    • At least one person should have been on the scouting trip.
  • If a plan was previously established on a scouting trip, review it with the node operator and reestablish consent before proceeding.
  • Test equipment before mounting it. Battery powered PoE injectors can be helpful here.
    • This goes for both the extender and mesh nodes.
  • Confirm the actual cable run. Never put holes in a roof for cables always in a wall.
    • Keep in mind max cat5 lengths. Generally aim for 300' max.
    • Make sure to use shielded/grounded cable outside.
    • Leave a "drip loop" where the cable goes into the building. This is a downward curve of the cable which helps water not enter the building.
    • If desired by site contact, you can use conduit or panduit for aesthetics.
  • If you will be crawling around in attics you may wish to have a respirator.
  • When mounting extender nodes, the POE sheath should be pointing down. This will ensure the LED's are not pointing up, as they apparently attract birds.
  • Exchange contact information with the site contact before leaving.'

Post-mount documentation

After an install you should record a few things about the mount. Here's a list of suggested items to record:

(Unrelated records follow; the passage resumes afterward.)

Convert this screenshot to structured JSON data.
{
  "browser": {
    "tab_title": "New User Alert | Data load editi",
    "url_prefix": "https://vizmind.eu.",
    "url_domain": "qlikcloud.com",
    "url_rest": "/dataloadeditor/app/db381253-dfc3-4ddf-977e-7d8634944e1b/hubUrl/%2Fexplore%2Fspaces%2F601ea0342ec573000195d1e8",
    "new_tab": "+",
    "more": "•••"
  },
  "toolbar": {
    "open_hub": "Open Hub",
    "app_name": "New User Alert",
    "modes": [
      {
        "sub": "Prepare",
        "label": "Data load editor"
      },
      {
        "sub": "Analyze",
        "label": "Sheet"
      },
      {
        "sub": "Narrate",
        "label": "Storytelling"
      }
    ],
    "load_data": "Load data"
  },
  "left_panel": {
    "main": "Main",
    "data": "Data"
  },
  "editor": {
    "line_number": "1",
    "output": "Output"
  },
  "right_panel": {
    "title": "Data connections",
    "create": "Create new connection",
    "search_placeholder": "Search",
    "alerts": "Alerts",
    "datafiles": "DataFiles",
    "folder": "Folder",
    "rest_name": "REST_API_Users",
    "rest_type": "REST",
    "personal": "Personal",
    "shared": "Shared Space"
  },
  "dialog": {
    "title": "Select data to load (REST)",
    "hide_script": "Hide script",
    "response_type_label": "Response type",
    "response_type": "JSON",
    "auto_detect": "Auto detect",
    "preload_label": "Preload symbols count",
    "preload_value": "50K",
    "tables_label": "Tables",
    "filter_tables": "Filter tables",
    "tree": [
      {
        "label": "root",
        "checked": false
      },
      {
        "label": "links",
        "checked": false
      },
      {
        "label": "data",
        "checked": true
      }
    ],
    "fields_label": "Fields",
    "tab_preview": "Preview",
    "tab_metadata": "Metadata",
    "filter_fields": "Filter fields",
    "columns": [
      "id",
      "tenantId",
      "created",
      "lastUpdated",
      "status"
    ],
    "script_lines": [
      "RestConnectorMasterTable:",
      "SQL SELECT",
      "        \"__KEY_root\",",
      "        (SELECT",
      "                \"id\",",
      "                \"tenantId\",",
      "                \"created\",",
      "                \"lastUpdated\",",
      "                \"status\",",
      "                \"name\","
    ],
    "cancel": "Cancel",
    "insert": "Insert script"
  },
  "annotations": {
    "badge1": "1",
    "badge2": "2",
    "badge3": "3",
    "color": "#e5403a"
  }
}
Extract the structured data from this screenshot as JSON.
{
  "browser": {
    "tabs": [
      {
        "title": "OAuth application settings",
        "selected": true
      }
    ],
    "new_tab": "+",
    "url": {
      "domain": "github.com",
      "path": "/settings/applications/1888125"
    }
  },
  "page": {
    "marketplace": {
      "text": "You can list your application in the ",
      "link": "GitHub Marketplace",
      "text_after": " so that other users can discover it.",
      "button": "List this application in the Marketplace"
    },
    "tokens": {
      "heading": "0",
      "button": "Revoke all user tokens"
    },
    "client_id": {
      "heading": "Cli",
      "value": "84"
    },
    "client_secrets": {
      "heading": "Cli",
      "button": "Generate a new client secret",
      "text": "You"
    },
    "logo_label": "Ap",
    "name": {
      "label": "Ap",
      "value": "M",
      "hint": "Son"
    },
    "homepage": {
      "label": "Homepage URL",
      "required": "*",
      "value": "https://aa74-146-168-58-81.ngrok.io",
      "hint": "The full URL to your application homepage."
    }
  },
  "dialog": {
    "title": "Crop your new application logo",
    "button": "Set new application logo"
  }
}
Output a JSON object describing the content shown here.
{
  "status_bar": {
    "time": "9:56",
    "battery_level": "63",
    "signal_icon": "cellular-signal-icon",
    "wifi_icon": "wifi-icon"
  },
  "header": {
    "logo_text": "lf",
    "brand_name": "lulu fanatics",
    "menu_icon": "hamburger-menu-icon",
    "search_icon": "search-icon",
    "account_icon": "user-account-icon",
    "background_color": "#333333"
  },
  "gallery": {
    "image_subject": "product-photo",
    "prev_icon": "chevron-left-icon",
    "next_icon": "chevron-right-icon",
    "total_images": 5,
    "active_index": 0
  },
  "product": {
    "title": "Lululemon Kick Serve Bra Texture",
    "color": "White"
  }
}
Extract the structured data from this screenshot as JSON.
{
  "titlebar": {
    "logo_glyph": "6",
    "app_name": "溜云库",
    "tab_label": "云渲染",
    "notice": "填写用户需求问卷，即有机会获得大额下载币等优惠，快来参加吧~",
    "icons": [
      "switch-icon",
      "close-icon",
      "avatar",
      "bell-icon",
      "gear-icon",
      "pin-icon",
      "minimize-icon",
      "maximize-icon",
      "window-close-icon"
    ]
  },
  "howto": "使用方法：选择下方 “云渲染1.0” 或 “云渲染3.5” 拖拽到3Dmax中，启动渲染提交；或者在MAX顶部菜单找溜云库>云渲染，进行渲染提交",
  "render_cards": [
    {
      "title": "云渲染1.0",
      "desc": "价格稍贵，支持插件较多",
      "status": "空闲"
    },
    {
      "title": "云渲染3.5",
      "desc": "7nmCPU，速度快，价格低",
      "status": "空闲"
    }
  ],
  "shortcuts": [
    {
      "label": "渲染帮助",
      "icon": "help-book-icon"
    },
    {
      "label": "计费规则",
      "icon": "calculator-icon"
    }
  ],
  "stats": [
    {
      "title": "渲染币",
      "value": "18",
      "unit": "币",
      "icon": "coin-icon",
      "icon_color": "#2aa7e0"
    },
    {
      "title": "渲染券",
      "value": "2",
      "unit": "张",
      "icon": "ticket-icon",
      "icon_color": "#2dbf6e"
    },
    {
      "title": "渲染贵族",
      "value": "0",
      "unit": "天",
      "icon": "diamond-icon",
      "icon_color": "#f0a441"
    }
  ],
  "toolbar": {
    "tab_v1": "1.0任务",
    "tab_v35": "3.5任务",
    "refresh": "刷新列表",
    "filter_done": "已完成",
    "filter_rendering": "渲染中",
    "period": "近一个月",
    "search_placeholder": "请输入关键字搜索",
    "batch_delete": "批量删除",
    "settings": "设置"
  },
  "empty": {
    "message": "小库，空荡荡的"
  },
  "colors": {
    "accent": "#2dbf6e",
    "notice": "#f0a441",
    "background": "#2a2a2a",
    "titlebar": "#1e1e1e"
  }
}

  • Property Owner and their contact info
  • Point of Contact with PON
  • Node mount team, who went along, helped, and learned
  • Approximate height and nature of roof mount (e.g. attached to vent pipe, chimney mount, weighted base, etc.)
  • Model(s) of node(s) (also firmware verison? this is larger problem related to verison control and our release system)
  • General direction that the antenna was pointed and any connection made
  • Location and nature of cable run (e.g. zip tied to gutter, run under eave, etc.)and hole/entry point for cable run
  • Current IP address of home node (re-makenoding will change this, unless you manually reset the IP, this should be fixed in zeroconf development) and/or extender node (this is always the home node IP +1 or +2)
  • Current bandwidth sharing limit, both up and down
  • Status of internet access at property and speedtests of peopleopen SSIDs
  • Any successful meshing, record the IPs of meshed nodes
  • Any bugs that were discovered
  • Any items we borrowed, equipment we broke, or parts we ran out of (so we can purchase replacements)